One of the biggest concepts His Holiness the Dalai Lama promotes is mutual respect. Because of this, I was really thrown off by some of the aspects of the Pillars of Peace Hawai‘i event that occurred this past weekend.
The primary issue I had with the event, even before I arrived, was that there was going to be roughly two and a half hours of entertainment preceding the Dalai Lama’s actual lecture, not to mention a few musical acts after his talk. Anuhea, Taimane Gardner, Jake Shimabukuro, Jack Johnson and all the others did wonderful jobs. But do we need to be entertained for an inspirational and educational talk? Are our attention spans really that short? A Nobel Peace Prize winner, spiritual leader, and global advocate for peace should be enough to hold our attention.

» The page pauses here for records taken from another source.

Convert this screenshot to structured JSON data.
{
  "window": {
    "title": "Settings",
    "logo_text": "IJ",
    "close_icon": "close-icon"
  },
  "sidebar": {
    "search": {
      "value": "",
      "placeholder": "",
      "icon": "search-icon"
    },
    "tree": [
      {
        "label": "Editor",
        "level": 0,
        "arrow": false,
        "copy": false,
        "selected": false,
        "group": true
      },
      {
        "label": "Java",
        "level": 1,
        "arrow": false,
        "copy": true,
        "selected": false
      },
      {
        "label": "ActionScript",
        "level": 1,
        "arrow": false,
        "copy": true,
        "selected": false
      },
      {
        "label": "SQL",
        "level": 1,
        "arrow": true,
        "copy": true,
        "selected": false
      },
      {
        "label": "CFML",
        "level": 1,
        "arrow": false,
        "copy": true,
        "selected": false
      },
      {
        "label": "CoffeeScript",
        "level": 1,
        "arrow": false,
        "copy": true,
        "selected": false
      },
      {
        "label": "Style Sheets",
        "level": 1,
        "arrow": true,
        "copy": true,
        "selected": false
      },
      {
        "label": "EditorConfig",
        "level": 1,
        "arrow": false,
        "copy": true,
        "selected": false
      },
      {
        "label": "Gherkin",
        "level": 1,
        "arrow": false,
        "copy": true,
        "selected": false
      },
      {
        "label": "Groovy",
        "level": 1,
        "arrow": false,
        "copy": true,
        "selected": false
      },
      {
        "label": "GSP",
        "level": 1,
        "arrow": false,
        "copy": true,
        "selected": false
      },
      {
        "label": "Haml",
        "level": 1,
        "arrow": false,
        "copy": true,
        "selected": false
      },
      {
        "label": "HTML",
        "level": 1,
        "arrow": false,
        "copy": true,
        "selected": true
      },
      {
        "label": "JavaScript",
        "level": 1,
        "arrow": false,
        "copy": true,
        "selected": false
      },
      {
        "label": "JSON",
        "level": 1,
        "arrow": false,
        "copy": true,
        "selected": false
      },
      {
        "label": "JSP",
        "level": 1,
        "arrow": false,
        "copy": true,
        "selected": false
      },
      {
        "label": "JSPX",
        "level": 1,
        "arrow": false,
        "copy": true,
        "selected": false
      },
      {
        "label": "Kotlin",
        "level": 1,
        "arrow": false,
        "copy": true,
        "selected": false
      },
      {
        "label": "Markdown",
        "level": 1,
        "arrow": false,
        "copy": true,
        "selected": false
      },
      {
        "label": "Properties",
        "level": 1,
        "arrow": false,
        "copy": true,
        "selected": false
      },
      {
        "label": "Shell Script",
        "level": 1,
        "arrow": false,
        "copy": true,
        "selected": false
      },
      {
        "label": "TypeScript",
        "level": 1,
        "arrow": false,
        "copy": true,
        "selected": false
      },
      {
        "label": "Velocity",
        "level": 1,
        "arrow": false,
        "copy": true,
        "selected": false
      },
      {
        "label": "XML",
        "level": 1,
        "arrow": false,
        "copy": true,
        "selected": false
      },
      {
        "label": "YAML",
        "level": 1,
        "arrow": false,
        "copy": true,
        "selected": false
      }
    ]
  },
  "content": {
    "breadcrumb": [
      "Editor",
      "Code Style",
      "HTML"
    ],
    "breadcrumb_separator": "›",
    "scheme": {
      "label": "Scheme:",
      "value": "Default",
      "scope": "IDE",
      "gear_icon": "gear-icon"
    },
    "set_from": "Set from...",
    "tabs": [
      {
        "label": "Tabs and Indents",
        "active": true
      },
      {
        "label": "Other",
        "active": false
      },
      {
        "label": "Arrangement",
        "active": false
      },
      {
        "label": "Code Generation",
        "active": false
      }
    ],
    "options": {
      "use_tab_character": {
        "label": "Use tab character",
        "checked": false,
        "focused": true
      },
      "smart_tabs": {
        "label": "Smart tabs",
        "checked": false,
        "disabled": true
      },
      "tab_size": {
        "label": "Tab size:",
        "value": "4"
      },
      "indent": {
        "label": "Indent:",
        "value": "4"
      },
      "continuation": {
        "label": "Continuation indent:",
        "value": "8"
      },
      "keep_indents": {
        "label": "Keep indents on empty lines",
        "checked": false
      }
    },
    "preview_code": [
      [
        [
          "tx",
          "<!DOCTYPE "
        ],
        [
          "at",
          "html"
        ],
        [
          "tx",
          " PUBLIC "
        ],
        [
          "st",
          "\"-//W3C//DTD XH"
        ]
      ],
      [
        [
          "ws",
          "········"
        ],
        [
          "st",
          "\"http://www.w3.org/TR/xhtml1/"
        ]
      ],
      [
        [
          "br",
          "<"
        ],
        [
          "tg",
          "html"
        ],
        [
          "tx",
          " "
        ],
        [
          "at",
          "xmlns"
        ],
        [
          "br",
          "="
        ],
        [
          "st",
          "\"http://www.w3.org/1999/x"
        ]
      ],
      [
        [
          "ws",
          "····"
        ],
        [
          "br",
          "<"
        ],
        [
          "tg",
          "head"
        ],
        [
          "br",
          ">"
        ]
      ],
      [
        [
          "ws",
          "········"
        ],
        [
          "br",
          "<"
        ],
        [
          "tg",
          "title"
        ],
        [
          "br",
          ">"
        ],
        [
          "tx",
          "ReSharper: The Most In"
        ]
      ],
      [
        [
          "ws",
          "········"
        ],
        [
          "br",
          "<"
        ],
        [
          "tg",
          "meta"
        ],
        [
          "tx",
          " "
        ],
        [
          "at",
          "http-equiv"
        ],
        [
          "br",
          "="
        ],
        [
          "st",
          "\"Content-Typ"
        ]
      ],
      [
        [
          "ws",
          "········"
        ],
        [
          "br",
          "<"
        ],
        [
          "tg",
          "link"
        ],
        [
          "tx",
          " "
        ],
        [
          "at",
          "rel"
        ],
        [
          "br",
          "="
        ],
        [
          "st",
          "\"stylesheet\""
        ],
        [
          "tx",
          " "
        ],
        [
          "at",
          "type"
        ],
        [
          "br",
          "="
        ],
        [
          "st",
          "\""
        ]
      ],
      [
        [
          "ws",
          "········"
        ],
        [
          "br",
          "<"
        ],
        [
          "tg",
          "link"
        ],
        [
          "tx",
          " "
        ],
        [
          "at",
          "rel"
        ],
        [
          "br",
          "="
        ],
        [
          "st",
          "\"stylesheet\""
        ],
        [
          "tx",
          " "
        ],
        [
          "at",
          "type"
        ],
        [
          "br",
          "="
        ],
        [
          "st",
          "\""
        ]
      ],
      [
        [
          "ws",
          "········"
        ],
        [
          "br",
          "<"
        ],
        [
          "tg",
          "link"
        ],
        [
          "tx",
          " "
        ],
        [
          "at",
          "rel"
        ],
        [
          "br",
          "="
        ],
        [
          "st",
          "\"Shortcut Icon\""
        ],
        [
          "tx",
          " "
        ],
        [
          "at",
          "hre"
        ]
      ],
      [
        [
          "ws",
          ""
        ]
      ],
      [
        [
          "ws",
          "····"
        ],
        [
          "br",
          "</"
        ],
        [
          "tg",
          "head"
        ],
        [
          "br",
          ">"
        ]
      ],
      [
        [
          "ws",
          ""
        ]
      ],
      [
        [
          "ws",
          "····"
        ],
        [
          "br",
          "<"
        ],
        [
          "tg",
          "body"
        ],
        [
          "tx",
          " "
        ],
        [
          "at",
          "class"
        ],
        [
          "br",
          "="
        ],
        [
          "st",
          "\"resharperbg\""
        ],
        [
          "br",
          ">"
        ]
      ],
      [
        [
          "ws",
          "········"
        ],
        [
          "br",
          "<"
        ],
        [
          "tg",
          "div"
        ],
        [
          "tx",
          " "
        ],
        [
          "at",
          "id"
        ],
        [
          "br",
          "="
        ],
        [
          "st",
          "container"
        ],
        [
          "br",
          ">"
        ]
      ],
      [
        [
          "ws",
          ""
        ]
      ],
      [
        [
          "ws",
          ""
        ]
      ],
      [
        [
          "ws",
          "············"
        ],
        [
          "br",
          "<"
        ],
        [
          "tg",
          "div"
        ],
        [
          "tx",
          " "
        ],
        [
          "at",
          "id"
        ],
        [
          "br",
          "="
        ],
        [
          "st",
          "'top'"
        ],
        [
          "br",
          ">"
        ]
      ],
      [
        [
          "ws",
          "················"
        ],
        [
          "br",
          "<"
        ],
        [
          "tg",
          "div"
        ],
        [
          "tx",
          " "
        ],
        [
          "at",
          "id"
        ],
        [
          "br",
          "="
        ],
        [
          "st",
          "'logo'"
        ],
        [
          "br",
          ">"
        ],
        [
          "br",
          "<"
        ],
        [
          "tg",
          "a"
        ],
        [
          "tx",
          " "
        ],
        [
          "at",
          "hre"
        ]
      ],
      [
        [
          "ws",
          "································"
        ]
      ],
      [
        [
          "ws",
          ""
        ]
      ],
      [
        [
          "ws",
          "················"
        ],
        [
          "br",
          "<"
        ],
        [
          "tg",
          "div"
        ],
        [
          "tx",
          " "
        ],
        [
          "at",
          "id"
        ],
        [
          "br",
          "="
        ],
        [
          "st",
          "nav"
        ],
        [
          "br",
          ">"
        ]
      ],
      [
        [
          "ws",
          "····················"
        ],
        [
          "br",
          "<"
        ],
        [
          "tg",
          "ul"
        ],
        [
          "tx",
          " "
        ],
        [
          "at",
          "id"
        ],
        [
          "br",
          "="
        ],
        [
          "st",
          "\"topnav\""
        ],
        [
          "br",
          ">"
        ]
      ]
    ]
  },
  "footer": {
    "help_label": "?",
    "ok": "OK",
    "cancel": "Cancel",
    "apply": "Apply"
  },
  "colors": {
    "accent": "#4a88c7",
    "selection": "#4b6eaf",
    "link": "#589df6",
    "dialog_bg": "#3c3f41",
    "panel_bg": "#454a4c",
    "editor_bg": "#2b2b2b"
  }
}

More importantly, does the Dalai Lama really need a parade to ride in on? The length of the entertainment in whole was roughly three hours, while the Dalai Lama spoke for roughly two hours. That marginalizes his talk, making it come off as a segment, rather than a feature. It made it seem as if the Dalai Lama were a poster boy for advertisement purposes regarding the Pillars of Peace event. He was given the rock-star treatment, catered to as though he were a celebrity rather than an inspirational figure. In fact, at one point during Shimabukuro’s video, I looked on stage and there were four people debating how to properly fluff and place the pillow on the Dalai Lama’s chair.
Yes, he deserves a tremendous amount of respect. But at what point does it become too much? The Dalai Lama opened his talk asking us to think of him as another human, as a brother and an equal. And while his accomplishments deserve admiration, we need to watch out for the point at which our attitudes toward him go over the top. Though the Dalai Lama mentioned that he has started many of his talks with that initial message of equality, to an extent it sounded more like a comment on the treatment he was receiving.
He was later asked what the most compassionate thing he has seen in Hawai‘i was, to which he replied that he hadn’t been here long enough to know, but that a lot of the reception he had received seemed superficial. Watching the event, as well as his arrival in Hawai‘i, it’s clear what he was talking about.
The Pillars of Peace event was not a bad thing. We should feel lucky that the organization was able to bring one of the most important world advocates for peace to give it a strong start. But I hope Pillars of Peace can learn as much as everyone in the audience did from the event. Learn to simplify, learn to prioritize, and learn to show genuine Hawaiian compassion and hospitality – not the kind on the postcards.